What Kind of Trends Did You Notice this Year?

Although most respondents agreed that people were spending their shrinking discretionary dollars much more carefully (and spending less money when they did buy), certain items flew off the shelves and kept the registers ringing. After all, at a time when many people are postponing vacation plans, they’re increasingly turning to their own backyards as a substitute getaway.

Many retailers surveyed say customers are “jumping on the [organic] bandwagon” and growing their own vegetable and herb gardens as well as asking for more water-wise plants and organic lawn care: “Organics, organics, organics. And vegetables — couldn’t keep a tomato plant on the shelves!” one retailer says.

It seems that sustainability is more than just the latest buzzword: “The folks this year are becoming more focused on healthful lifestyles and ‘green living’. Many are walking the talk,” echoes another retailer.

Container and patio gardening sales were up across the board — a promising niche for retailers seeking to appeal to the coveted young urban dwellers.

Another popular trend coincides with a changing consumer attitude.
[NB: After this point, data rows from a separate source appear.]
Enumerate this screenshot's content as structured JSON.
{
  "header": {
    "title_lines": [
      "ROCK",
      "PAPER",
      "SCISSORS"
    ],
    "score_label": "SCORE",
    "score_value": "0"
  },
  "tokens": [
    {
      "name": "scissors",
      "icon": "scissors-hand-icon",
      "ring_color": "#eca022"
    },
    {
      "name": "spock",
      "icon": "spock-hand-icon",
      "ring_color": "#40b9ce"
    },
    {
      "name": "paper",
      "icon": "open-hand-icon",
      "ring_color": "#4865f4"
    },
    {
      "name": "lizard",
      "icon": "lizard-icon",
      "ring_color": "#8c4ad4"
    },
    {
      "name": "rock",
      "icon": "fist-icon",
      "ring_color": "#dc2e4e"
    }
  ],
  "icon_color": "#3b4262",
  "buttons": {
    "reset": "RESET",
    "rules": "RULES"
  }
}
They want easy-to-grow, low-maintenance plants or “instant gratification” items like 10- or 12-inch planters already grown and ready to wow their guests, according to our respondents. And some customers are still willing to spend big bucks if they see the value, says another respondent. “Pretty, easy and instant seem to continue to be the answer. It didn’t matter if it was a shrub, annual or perennial. It mattered if it was showy and ready to go.”

What do you Plan on Doing Differently Next Year?

The good news is that this industry — used to the unpredictability of Mother Nature — isn’t one to dwell on the losses much. We’re much more focused on the future and creative ways to adapt to new challenges and changing customer needs. Next year, many respondents surveyed say they plan to increase their vegetable plants, herbs and organic stock, operate more cost-effectively, grow more conservatively, and keep pushing forward — albeit cautiously. For example, one retailer plans to “wait and see what the climate brings, then buy accordingly.”

They’re also focusing more on marketing efforts, with an increasing number of garden centers advertising online (36.4 percent) and using in-house e-mail campaigns (37.2 percent) and loyalty programs (31.8 percent), along with more traditional advertising venues such as newspapers (63.6 percent) and radio (32.6 percent).

What Will 2009 Bring?

The tough and unpredictable spring season might have yielded some unexpected results. Mainly, it kept you on your toes and forced you to go the extra mile in everything from “service, service, service” to compelling merchandising and product offerings that reflect the unique wants and needs of your customer base and region.

Certainly, some things like the unprecedented droughts, hail storms in June and shaky economy are beyond anyone’s control — but as this survey proves, many of you are responding by putting your creativity and resourcefulness to work. Some of you are even surprising yourselves and reporting record-breaking sales despite all the “gloom and doom” in the air. Keep the surprises coming! We can’t wait to hear about your next spring season.

Darhiana Mateo

Darhiana Mateo is associate editor of Lawn & Garden Retailer. She can be reached at [email protected] or (847) 391-1013.